----- Exercise data -----

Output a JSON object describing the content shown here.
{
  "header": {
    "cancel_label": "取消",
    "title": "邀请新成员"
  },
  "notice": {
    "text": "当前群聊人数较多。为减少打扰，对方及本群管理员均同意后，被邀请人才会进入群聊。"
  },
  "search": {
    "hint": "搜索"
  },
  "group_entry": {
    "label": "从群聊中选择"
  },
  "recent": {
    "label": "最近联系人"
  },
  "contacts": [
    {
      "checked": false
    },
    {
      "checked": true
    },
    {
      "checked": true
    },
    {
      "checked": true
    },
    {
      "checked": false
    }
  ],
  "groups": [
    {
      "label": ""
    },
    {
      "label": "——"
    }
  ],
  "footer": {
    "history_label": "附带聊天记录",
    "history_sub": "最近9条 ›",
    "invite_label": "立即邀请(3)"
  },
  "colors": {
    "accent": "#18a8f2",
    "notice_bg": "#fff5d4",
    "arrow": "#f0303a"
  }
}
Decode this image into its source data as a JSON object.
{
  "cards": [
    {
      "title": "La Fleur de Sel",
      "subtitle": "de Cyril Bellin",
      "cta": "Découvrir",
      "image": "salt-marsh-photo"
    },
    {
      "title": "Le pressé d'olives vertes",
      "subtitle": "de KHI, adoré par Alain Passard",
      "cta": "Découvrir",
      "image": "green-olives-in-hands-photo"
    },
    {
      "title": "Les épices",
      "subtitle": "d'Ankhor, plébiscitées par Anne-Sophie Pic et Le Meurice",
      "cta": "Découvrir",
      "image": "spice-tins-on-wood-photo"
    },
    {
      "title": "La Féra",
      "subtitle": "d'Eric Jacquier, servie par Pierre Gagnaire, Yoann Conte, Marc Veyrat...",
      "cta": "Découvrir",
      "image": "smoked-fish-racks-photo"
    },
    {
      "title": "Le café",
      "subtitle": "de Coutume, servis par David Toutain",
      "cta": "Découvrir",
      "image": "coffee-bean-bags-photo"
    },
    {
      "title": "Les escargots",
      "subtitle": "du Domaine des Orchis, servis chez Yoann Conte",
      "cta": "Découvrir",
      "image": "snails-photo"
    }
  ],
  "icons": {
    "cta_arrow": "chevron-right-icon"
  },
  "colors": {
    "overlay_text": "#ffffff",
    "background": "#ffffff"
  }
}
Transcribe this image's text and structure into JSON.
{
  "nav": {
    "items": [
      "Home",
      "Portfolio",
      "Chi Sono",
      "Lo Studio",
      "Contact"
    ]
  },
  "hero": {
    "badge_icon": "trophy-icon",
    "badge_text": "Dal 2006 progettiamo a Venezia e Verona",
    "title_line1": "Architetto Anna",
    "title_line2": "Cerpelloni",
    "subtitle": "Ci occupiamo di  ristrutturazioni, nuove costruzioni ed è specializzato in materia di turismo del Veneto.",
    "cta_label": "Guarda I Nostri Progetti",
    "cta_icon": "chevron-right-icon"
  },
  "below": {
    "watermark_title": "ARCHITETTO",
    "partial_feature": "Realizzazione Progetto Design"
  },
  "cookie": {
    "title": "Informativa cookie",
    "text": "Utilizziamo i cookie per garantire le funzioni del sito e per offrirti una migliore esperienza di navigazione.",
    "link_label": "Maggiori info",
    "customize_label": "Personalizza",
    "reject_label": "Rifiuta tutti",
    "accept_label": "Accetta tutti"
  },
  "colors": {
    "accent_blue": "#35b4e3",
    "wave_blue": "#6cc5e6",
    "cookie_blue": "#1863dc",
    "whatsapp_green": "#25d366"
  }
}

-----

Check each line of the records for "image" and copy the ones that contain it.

Written answer:
Decode this image into its source data as a JSON object.
      "image": "salt-marsh-photo"
      "image": "green-olives-in-hands-photo"
      "image": "spice-tins-on-wood-photo"
      "image": "smoked-fish-racks-photo"
      "image": "coffee-bean-bags-photo"
      "image": "snails-photo"
Transcribe this image's text and structure into JSON.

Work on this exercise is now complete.